Dataset rows for apps and sites
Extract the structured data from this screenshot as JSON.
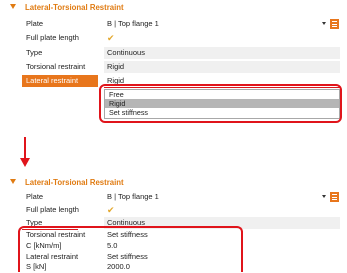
{
  "top": {
    "section_title": "Lateral-Torsional Restraint",
    "rows": [
      {
        "label": "Plate",
        "value": "B | Top flange 1"
      },
      {
        "label": "Full plate length",
        "value": "✔"
      },
      {
        "label": "Type",
        "value": "Continuous"
      },
      {
        "label": "Torsional restraint",
        "value": "Rigid"
      },
      {
        "label": "Lateral restraint",
        "value": "Rigid"
      }
    ],
    "dropdown_options": [
      "Free",
      "Rigid",
      "Set stiffness"
    ],
    "dropdown_highlighted": "Rigid"
  },
  "bottom": {
    "section_title": "Lateral-Torsional Restraint",
    "rows": [
      {
        "label": "Plate",
        "value": "B | Top flange 1"
      },
      {
        "label": "Full plate length",
        "value": "✔"
      },
      {
        "label": "Type",
        "value": "Continuous"
      },
      {
        "label": "Torsional restraint",
        "value": "Set stiffness"
      },
      {
        "label": "C [kNm/m]",
        "value": "5.0"
      },
      {
        "label": "Lateral restraint",
        "value": "Set stiffness"
      },
      {
        "label": "S [kN]",
        "value": "2000.0"
      }
    ]
  },
  "icons": {
    "collapse": "chevron-down-icon",
    "check": "checkmark-icon",
    "dropdown": "dropdown-arrow-icon",
    "menu": "menu-icon",
    "arrow": "arrow-down-icon"
  },
  "colors": {
    "accent": "#e8761c",
    "title": "#e07b12",
    "highlight_box": "#e0141b",
    "check": "#e3a72b"
  }
}
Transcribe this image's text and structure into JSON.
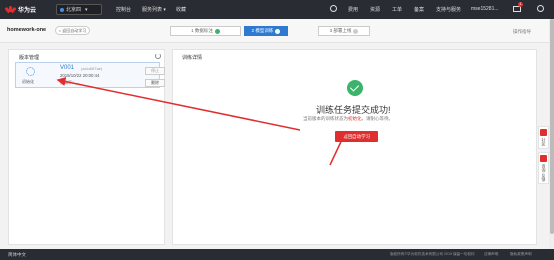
{
  "header": {
    "logo_text": "华为云",
    "region": "北京四",
    "nav": [
      "控制台",
      "服务列表 ▾",
      "收藏"
    ],
    "right": [
      "费用",
      "资源",
      "工单",
      "备案",
      "支持与服务"
    ],
    "username": "mse15281...",
    "notification_count": "1"
  },
  "subheader": {
    "project_name": "homework-one",
    "back_label": "< 返回自动学习",
    "steps": [
      {
        "label": "1 数据标注"
      },
      {
        "label": "2 模型训练"
      },
      {
        "label": "3 部署上线"
      }
    ],
    "operation_guide": "操作指导"
  },
  "left_panel": {
    "title": "版本管理",
    "version": {
      "status": "初始化",
      "name": "V001",
      "id": "(a4cd0f7ae)",
      "time": "2019/10/22 20:00:44",
      "rate_label": "准确率：--",
      "stop_label": "停止",
      "delete_label": "删除"
    }
  },
  "right_panel": {
    "title": "训练详情",
    "success_message": "训练任务提交成功!",
    "status_prefix": "当前版本的训练状态为",
    "status_value": "初始化",
    "status_suffix": "，请耐心等待。",
    "return_label": "返回自动学习"
  },
  "side": {
    "community": "社区",
    "feedback": "咨询·反馈"
  },
  "footer": {
    "language": "简体中文",
    "copyright": "版权所有©华为软件技术有限公司 2019 保留一切权利",
    "legal": "法律声明",
    "privacy": "隐私政策声明"
  },
  "colors": {
    "header_bg": "#292d33",
    "accent_red": "#e02e2e",
    "active_step": "#2e7ad1",
    "success_green": "#3ab36b"
  }
}
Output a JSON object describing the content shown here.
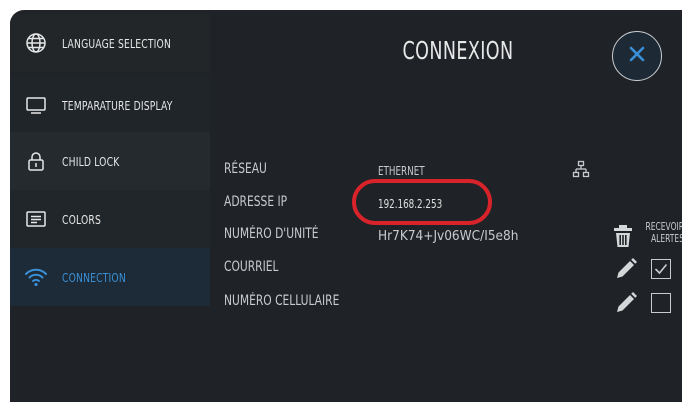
{
  "sidebar": {
    "items": [
      {
        "label": "LANGUAGE SELECTION",
        "icon": "globe-icon"
      },
      {
        "label": "TEMPARATURE DISPLAY",
        "icon": "monitor-icon"
      },
      {
        "label": "CHILD LOCK",
        "icon": "lock-icon"
      },
      {
        "label": "COLORS",
        "icon": "text-lines-icon"
      },
      {
        "label": "CONNECTION",
        "icon": "wifi-icon",
        "active": true
      }
    ]
  },
  "header": {
    "title": "CONNEXION",
    "close_label": "×"
  },
  "connection": {
    "rows": [
      {
        "label": "RÉSEAU",
        "value": "ETHERNET"
      },
      {
        "label": "ADRESSE IP",
        "value": "192.168.2.253"
      },
      {
        "label": "NUMÉRO D'UNITÉ",
        "value": "Hr7K74+Jv06WC/I5e8h"
      },
      {
        "label": "COURRIEL",
        "value": ""
      },
      {
        "label": "NUMÉRO CELLULAIRE",
        "value": ""
      }
    ],
    "receive_alerts_line1": "RECEVOIR",
    "receive_alerts_line2": "ALERTES",
    "email_alert_checked": true,
    "phone_alert_checked": false
  },
  "colors": {
    "accent": "#3a8fd6",
    "highlight": "#d8232a",
    "background": "#1f2327"
  }
}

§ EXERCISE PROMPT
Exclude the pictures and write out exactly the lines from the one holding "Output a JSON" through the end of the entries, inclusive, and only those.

§ ANSWER
Output a JSON object describing the content shown here.
{
  "sidebar": {
    "items": [
      {
        "label": "LANGUAGE SELECTION",
        "icon": "globe-icon"
      },
      {
        "label": "TEMPARATURE DISPLAY",
        "icon": "monitor-icon"
      },
      {
        "label": "CHILD LOCK",
        "icon": "lock-icon"
      },
      {
        "label": "COLORS",
        "icon": "text-lines-icon"
      },
      {
        "label": "CONNECTION",
        "icon": "wifi-icon",
        "active": true
      }
    ]
  },
  "header": {
    "title": "CONNEXION",
    "close_label": "×"
  },
  "connection": {
    "rows": [
      {
        "label": "RÉSEAU",
        "value": "ETHERNET"
      },
      {
        "label": "ADRESSE IP",
        "value": "192.168.2.253"
      },
      {
        "label": "NUMÉRO D'UNITÉ",
        "value": "Hr7K74+Jv06WC/I5e8h"
      },
      {
        "label": "COURRIEL",
        "value": ""
      },
      {
        "label": "NUMÉRO CELLULAIRE",
        "value": ""
      }
    ],
    "receive_alerts_line1": "RECEVOIR",
    "receive_alerts_line2": "ALERTES",
    "email_alert_checked": true,
    "phone_alert_checked": false
  },
  "colors": {
    "accent": "#3a8fd6",
    "highlight": "#d8232a",
    "background": "#1f2327"
  }
}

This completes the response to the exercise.